The note

There is nothing more chilling that discovering written notes from that tragic time. It’s like re-living those horrific moments while trying to imagine what was going through people’s heads when it happened, only to have their thoughts written out. This is a letter that was penned by one passenger who was on board that describes the bad state the dead bodies were in when they were found.


The remains of a bench

Many expeditions were carried out in order to find the remains of the Titanic. Probably the most notable one took place in September 1985 where the main pieces of the ship were found. Among those remains was a bonze piece of a bench from the ship that was lying deep down in the ocean. By looking at this deck bench, you can really see the architectural details that were made that gave the whole architecture a luxurious feel.


The survivors

Once the news of what happened broke out and reached the rescuers, a liner named Carpathia arrived at the horrific scene and took on board around 700 passengers. Not all of the ‘lucky’ ones made it to the boat, but those who survived used the lifeboats to row towards the ship. Carpathia later conveyed the survivals to New York, which was Titanic’s destination to begin with.


Keeping them warm

The 700 survivors that were rescued by Carpathia, were extremely cold as you can imagine and some were even suffering from hypothermia, stress and trauma. The crew on the rescue liner provided them with warm clothing and blankets to keep them warm. This picture was taken on board by a passenger on the ocean liner, and it’s definitely heartwarming to look at.


Room for one more

This picture shows a pretty rough reality of what really happened at sea, while the passengers were taken on the lifeboats, there were the unlucky ones who didn’t make it. In the movie it’s very clear to see the understandable stress they were found in and the families struggling to get their kids and women on those life-saving boats, so to see this particular boat that clearly has more room to accommodate more passengers, gets you wondering what really happened there.


The worst of times
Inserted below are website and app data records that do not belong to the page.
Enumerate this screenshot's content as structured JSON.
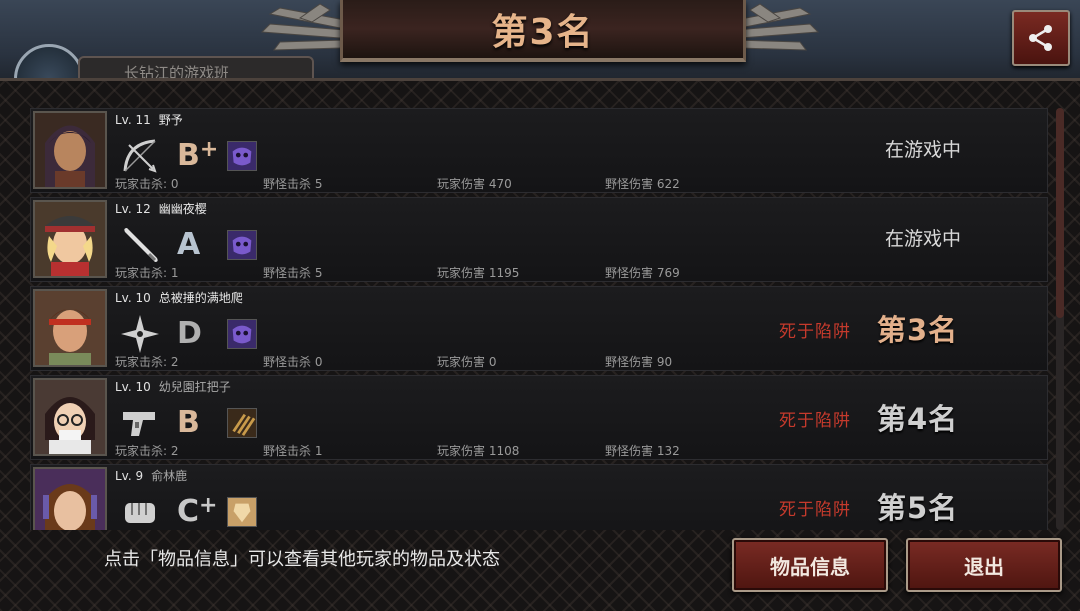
{
  "title": "第3名",
  "faint_tab_text": "长钻江的游戏班",
  "players": [
    {
      "level": "Lv. 11",
      "name": "野予",
      "weapon_icon": "bow-icon",
      "grade": "B",
      "grade_plus": "+",
      "item_icon": "purple-mask-icon",
      "stats": [
        "玩家击杀: 0",
        "野怪击杀 5",
        "玩家伤害 470",
        "野怪伤害 622"
      ],
      "status": "在游戏中",
      "death": "",
      "rank": ""
    },
    {
      "level": "Lv. 12",
      "name": "幽幽夜樱",
      "weapon_icon": "bat-icon",
      "grade": "A",
      "grade_plus": "",
      "item_icon": "purple-mask-icon",
      "stats": [
        "玩家击杀: 1",
        "野怪击杀 5",
        "玩家伤害 1195",
        "野怪伤害 769"
      ],
      "status": "在游戏中",
      "death": "",
      "rank": ""
    },
    {
      "level": "Lv. 10",
      "name": "总被捶的满地爬",
      "weapon_icon": "shuriken-icon",
      "grade": "D",
      "grade_plus": "",
      "item_icon": "purple-mask-icon",
      "stats": [
        "玩家击杀: 2",
        "野怪击杀 0",
        "玩家伤害 0",
        "野怪伤害 90"
      ],
      "status": "",
      "death": "死于陷阱",
      "rank": "第3名"
    },
    {
      "level": "Lv. 10",
      "name": "幼兒園扛把子",
      "weapon_icon": "pistol-icon",
      "grade": "B",
      "grade_plus": "",
      "item_icon": "bullets-icon",
      "stats": [
        "玩家击杀: 2",
        "野怪击杀 1",
        "玩家伤害 1108",
        "野怪伤害 132"
      ],
      "status": "",
      "death": "死于陷阱",
      "rank": "第4名"
    },
    {
      "level": "Lv. 9",
      "name": "俞林鹿",
      "weapon_icon": "fist-icon",
      "grade": "C",
      "grade_plus": "+",
      "item_icon": "gold-item-icon",
      "stats": [
        "",
        "",
        "",
        ""
      ],
      "status": "",
      "death": "死于陷阱",
      "rank": "第5名"
    }
  ],
  "hint": "点击「物品信息」可以查看其他玩家的物品及状态",
  "buttons": {
    "items": "物品信息",
    "exit": "退出"
  },
  "colors": {
    "accent_red": "#c53a2c",
    "rank_gold": "#e3b08b",
    "button_red": "#7a2b24"
  }
}
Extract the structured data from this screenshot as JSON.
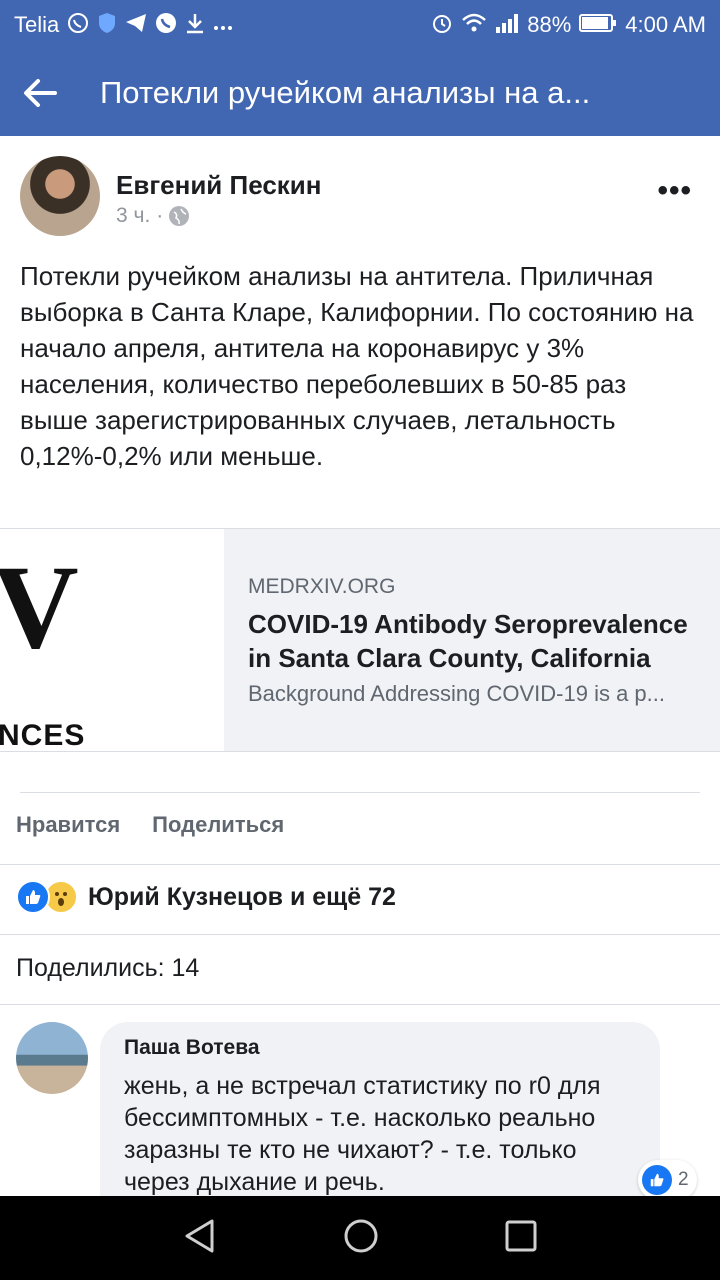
{
  "status_bar": {
    "carrier": "Telia",
    "battery": "88%",
    "time": "4:00 AM"
  },
  "app_bar": {
    "title": "Потекли ручейком анализы на а..."
  },
  "post": {
    "author": "Евгений Пескин",
    "time": "3 ч.",
    "separator": "·",
    "more": "•••",
    "text": "Потекли ручейком анализы на антитела. Приличная выборка в Санта Кларе, Калифорнии. По состоянию на начало апреля, антитела на коронавирус у 3% населения, количество переболевших в 50-85 раз выше зарегистрированных случаев, летальность 0,12%-0,2% или меньше."
  },
  "link": {
    "thumb_v": "V",
    "thumb_text": "NCES",
    "domain": "MEDRXIV.ORG",
    "title": "COVID-19 Antibody Seroprevalence in Santa Clara County, California",
    "description": "Background Addressing COVID-19 is a p..."
  },
  "actions": {
    "like": "Нравится",
    "share": "Поделиться"
  },
  "reactions": {
    "text": "Юрий Кузнецов и ещё 72"
  },
  "shares": {
    "text": "Поделились: 14"
  },
  "comment": {
    "author": "Паша Вотева",
    "text": "жень, а не встречал статистику по r0 для бессимптомных - т.е. насколько реально заразны те кто не чихают? - т.е. только через дыхание и речь.",
    "reaction_count": "2"
  },
  "colors": {
    "brand": "#4267b2",
    "like_blue": "#1877f2"
  }
}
We’ve mentioned the iconic staircase earlier, and what an important role it had in portraying the wealth and the overall atmosphere that was found in the ship. In addition, the staircase plays a big role in the film, and it has almost become a very crucial part of the storyline. This picture is heartbreaking in so many ways, it shows the staircase in wreckage after the broke free. If these stairs could talk.
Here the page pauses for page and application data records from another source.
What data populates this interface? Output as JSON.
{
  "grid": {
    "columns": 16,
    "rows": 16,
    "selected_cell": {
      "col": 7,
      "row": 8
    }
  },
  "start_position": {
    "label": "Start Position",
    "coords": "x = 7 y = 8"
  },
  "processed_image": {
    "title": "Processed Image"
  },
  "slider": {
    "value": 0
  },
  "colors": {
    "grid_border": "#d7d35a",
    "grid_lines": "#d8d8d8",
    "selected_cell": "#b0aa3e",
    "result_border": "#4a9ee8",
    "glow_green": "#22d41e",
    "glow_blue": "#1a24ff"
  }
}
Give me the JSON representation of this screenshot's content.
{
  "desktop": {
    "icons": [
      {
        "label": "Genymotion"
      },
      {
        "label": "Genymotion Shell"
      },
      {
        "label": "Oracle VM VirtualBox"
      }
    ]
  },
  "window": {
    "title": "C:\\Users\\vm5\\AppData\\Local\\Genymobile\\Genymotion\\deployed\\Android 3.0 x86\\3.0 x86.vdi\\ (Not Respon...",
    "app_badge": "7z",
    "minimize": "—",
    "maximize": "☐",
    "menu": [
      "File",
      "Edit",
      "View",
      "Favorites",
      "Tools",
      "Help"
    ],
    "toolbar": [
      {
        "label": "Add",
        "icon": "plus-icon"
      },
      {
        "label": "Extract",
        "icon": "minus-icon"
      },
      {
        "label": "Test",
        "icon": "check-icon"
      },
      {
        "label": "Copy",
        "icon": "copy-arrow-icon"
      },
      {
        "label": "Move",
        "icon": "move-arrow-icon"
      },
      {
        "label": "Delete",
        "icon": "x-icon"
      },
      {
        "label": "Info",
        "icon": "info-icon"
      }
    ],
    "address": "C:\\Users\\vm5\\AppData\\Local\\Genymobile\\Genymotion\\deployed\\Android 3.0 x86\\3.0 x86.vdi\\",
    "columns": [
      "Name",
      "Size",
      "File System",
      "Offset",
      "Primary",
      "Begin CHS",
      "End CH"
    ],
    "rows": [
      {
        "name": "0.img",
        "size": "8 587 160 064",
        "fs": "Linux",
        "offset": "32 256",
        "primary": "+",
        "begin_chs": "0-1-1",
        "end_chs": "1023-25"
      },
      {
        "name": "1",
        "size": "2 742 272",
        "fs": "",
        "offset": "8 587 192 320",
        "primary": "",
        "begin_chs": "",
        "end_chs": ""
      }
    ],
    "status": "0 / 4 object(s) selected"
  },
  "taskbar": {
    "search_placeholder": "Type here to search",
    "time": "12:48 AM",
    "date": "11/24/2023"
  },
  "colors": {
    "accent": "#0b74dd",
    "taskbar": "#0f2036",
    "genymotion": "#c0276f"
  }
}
The list

If there is one thing family members dread is that horrible deadly list of the people who survived a disaster, or on the contrary, those who didn’t make it. In this photo you can see family members looking at the survivor list in Southampton, outside the White Star Line offices, to check if their loved ones survived or not. If we could only see the expression on their faces.


Thomson Beattie

This is just one story of thousand others that gives an insight of what happened to the people on board, those who survived and those didn’t. Thomson Beattie was a passenger from the first class, whose body was found a month after the sinking when the lifeboat he was on was discovered hundreds of miles from where the ship sank. Beattie was still in his dinner jacket when his body was found along with the bodies of a sailor and a fireman.


Spread the word

It’s hard to imagine, but there were times when social media, television nor any other forms of modern media were around, and the only way to spread the news was through print media. Spreading The News. This picture shows how the horrible news were spread around the city of what had happened just a few days earlier. You could easily say that these days, with all the different media outlets, the news are spread much faster, in fact, instantaneously.


The wreck

This is probably the most famous picture of the wreck of the famous ship from when it was discovered in 1985, 13,000 feet at the bottom of the ocean. This beauty just seems so calm just sitting there. This is just one piece of this tragic puzzle. After many failed attempts to discover the lost remains, Robert Ballard and his team finally found some of the main parts with a technology called Argo. There is np doubt that this is historical treasure that if it could just talk, it would have told the most magnificent stories from the luxurious ship.